Exercise brief: Return all lines of the records that contain the word "handle".

[[ Extracted material open ]]

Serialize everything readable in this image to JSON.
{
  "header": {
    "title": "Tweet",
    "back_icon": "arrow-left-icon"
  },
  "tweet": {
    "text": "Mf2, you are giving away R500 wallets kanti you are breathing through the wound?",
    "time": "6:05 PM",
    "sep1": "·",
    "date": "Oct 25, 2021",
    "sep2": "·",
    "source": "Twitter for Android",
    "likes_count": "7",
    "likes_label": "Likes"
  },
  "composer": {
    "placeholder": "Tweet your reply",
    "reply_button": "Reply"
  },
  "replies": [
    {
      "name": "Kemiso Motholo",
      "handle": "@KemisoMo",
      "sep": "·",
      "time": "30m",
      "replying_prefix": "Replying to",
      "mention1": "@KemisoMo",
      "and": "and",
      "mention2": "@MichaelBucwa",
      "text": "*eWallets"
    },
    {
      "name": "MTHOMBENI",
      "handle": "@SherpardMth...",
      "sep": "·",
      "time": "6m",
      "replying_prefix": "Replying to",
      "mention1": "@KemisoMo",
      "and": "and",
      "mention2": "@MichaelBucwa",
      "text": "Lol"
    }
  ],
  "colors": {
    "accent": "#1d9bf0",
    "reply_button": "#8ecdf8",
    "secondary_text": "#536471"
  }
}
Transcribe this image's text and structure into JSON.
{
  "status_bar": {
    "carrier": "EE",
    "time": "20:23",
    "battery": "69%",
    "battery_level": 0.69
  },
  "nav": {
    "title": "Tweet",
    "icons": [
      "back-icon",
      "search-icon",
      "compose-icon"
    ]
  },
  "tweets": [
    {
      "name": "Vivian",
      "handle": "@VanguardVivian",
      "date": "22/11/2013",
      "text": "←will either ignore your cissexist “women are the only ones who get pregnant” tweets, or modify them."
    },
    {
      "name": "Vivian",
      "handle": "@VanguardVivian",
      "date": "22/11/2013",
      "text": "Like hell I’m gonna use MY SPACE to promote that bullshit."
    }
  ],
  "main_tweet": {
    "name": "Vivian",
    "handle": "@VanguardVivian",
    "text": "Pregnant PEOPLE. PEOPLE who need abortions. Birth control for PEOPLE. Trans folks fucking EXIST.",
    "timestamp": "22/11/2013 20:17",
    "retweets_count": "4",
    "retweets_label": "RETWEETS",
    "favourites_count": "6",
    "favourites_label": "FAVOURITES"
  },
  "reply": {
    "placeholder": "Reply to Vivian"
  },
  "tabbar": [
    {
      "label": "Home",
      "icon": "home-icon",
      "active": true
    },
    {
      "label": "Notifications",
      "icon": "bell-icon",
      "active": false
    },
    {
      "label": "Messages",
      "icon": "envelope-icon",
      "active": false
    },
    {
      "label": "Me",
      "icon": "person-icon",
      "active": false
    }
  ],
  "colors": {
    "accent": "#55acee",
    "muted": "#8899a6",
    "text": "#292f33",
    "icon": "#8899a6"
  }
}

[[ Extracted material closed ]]

Solution to this task:
      "handle": "@KemisoMo",
      "handle": "@SherpardMth...",
      "handle": "@VanguardVivian",
      "handle": "@VanguardVivian",
    "handle": "@VanguardVivian",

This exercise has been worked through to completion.